:: Work order ::
The expected response is the entire set of entries, copied exactly.

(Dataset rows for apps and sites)

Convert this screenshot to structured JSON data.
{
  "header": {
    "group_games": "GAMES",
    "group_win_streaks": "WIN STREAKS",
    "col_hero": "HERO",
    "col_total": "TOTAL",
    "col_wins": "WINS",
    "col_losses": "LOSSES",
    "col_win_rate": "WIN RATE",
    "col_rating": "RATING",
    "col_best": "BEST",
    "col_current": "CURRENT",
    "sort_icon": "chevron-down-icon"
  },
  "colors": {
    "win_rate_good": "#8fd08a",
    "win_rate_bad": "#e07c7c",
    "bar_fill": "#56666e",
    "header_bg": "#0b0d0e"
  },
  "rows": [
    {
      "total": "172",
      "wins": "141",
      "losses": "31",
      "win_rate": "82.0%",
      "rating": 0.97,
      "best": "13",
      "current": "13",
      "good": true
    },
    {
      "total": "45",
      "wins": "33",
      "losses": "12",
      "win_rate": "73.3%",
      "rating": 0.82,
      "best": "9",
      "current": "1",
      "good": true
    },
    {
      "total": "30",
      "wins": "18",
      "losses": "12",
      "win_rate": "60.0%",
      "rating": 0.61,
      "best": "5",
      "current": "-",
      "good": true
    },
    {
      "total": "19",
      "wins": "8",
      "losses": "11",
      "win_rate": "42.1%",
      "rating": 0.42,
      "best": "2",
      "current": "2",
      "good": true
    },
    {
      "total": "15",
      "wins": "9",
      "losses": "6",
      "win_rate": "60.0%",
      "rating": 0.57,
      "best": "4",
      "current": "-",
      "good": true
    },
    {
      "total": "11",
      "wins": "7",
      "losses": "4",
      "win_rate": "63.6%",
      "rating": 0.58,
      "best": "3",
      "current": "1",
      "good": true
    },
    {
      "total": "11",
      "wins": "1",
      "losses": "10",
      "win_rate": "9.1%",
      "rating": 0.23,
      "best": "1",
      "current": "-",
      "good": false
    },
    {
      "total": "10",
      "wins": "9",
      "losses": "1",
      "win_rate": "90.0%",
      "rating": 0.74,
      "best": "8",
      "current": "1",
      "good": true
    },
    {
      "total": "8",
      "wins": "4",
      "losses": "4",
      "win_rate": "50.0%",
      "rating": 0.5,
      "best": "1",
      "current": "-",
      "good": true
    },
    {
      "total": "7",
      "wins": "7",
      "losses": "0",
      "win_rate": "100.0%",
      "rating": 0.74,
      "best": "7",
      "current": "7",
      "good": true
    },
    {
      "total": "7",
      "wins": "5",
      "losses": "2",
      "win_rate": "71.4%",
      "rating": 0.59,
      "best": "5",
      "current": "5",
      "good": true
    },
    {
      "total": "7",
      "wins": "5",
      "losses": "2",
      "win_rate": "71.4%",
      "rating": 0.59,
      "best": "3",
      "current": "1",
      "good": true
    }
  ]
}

:: Written answer ::
Convert this screenshot to structured JSON data.
{
  "header": {
    "group_games": "GAMES",
    "group_win_streaks": "WIN STREAKS",
    "col_hero": "HERO",
    "col_total": "TOTAL",
    "col_wins": "WINS",
    "col_losses": "LOSSES",
    "col_win_rate": "WIN RATE",
    "col_rating": "RATING",
    "col_best": "BEST",
    "col_current": "CURRENT",
    "sort_icon": "chevron-down-icon"
  },
  "colors": {
    "win_rate_good": "#8fd08a",
    "win_rate_bad": "#e07c7c",
    "bar_fill": "#56666e",
    "header_bg": "#0b0d0e"
  },
  "rows": [
    {
      "total": "172",
      "wins": "141",
      "losses": "31",
      "win_rate": "82.0%",
      "rating": 0.97,
      "best": "13",
      "current": "13",
      "good": true
    },
    {
      "total": "45",
      "wins": "33",
      "losses": "12",
      "win_rate": "73.3%",
      "rating": 0.82,
      "best": "9",
      "current": "1",
      "good": true
    },
    {
      "total": "30",
      "wins": "18",
      "losses": "12",
      "win_rate": "60.0%",
      "rating": 0.61,
      "best": "5",
      "current": "-",
      "good": true
    },
    {
      "total": "19",
      "wins": "8",
      "losses": "11",
      "win_rate": "42.1%",
      "rating": 0.42,
      "best": "2",
      "current": "2",
      "good": true
    },
    {
      "total": "15",
      "wins": "9",
      "losses": "6",
      "win_rate": "60.0%",
      "rating": 0.57,
      "best": "4",
      "current": "-",
      "good": true
    },
    {
      "total": "11",
      "wins": "7",
      "losses": "4",
      "win_rate": "63.6%",
      "rating": 0.58,
      "best": "3",
      "current": "1",
      "good": true
    },
    {
      "total": "11",
      "wins": "1",
      "losses": "10",
      "win_rate": "9.1%",
      "rating": 0.23,
      "best": "1",
      "current": "-",
      "good": false
    },
    {
      "total": "10",
      "wins": "9",
      "losses": "1",
      "win_rate": "90.0%",
      "rating": 0.74,
      "best": "8",
      "current": "1",
      "good": true
    },
    {
      "total": "8",
      "wins": "4",
      "losses": "4",
      "win_rate": "50.0%",
      "rating": 0.5,
      "best": "1",
      "current": "-",
      "good": true
    },
    {
      "total": "7",
      "wins": "7",
      "losses": "0",
      "win_rate": "100.0%",
      "rating": 0.74,
      "best": "7",
      "current": "7",
      "good": true
    },
    {
      "total": "7",
      "wins": "5",
      "losses": "2",
      "win_rate": "71.4%",
      "rating": 0.59,
      "best": "5",
      "current": "5",
      "good": true
    },
    {
      "total": "7",
      "wins": "5",
      "losses": "2",
      "win_rate": "71.4%",
      "rating": 0.59,
      "best": "3",
      "current": "1",
      "good": true
    }
  ]
}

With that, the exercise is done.